__Task prompt__
Find each line below containing the word "site" and copy it.

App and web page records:
'''
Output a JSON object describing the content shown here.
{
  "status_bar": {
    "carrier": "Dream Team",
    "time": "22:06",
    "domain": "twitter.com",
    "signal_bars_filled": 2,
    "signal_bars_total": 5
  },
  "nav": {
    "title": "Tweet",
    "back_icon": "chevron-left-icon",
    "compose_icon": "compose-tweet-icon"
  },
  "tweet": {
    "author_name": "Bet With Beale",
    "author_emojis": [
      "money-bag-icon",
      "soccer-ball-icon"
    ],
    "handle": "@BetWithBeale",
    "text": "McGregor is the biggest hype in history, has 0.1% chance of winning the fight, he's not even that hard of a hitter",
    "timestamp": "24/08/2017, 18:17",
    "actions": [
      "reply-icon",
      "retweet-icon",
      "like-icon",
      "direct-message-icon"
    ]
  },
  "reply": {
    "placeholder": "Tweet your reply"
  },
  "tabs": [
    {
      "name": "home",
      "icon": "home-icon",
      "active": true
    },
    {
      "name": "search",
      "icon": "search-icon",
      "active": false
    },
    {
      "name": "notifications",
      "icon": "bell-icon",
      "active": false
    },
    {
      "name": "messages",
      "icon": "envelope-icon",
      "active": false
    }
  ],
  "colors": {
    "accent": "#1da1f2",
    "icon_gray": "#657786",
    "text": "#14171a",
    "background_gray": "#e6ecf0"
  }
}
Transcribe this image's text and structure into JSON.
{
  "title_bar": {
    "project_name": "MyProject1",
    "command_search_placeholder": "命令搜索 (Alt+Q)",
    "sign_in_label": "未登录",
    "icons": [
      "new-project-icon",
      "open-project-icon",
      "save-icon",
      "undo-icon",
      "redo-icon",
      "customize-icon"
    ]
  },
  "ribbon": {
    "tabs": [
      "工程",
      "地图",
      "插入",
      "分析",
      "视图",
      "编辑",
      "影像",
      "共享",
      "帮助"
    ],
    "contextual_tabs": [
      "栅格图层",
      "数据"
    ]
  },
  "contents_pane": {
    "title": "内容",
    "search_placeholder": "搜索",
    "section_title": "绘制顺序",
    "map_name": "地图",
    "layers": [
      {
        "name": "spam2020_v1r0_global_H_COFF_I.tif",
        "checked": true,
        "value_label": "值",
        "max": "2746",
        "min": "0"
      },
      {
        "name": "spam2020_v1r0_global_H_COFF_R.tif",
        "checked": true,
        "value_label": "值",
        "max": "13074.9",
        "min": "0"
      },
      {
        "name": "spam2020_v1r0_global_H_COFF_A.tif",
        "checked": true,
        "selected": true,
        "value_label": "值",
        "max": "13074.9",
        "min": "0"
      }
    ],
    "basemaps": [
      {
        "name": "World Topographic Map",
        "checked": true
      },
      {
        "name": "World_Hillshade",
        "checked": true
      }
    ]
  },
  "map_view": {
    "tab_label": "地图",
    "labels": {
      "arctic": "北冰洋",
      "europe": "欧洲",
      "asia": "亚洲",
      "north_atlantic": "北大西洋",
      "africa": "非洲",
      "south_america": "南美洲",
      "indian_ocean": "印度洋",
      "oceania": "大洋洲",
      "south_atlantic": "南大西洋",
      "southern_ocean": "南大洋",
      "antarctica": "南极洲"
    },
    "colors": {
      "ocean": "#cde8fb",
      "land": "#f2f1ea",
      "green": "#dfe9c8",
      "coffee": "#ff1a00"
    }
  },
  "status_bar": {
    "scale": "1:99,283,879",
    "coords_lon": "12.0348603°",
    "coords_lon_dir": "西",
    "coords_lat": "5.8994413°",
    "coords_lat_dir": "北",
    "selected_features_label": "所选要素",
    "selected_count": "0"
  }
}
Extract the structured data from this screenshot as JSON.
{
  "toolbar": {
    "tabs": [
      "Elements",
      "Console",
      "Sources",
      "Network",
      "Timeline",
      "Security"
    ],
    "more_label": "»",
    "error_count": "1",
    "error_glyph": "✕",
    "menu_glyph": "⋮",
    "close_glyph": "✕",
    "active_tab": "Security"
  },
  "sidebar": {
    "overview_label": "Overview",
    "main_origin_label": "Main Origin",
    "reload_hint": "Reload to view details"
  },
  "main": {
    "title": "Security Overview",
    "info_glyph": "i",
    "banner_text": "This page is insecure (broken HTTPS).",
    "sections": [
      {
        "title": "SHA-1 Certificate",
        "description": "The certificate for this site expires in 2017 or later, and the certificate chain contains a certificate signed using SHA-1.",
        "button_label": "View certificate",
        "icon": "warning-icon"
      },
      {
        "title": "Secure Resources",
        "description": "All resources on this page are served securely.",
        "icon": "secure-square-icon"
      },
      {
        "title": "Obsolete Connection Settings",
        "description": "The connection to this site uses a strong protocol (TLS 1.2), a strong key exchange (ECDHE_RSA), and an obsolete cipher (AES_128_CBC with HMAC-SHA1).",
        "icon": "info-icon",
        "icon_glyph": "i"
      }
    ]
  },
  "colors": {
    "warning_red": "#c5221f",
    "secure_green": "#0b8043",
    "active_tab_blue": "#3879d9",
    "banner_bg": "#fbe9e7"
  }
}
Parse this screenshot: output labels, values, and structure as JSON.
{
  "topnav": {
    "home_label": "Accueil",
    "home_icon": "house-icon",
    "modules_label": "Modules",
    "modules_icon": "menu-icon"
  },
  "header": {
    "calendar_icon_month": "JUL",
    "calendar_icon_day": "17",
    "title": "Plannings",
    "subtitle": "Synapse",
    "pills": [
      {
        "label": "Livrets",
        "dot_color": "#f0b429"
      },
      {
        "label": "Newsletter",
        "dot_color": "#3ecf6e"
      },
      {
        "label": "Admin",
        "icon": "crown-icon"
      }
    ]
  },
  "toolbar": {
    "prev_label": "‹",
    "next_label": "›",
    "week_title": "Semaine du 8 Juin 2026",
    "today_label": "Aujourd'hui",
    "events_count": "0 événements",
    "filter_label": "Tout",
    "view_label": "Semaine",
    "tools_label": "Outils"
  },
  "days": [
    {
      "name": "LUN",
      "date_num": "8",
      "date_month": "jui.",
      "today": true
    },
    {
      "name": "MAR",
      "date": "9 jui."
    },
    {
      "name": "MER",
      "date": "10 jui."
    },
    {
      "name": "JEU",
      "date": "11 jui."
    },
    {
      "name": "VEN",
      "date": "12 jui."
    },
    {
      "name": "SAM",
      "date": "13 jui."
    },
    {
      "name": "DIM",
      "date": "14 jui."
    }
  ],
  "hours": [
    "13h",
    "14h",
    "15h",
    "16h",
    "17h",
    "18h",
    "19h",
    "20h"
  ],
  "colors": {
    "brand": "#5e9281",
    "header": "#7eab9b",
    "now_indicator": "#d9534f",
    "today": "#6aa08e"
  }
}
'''
__Solution for this exercise__
        "description": "The certificate for this site expires in 2017 or later, and the certificate chain contains a certificate signed using SHA-1.",
        "description": "The connection to this site uses a strong protocol (TLS 1.2), a strong key exchange (ECDHE_RSA), and an obsolete cipher (AES_128_CBC with HMAC-SHA1).",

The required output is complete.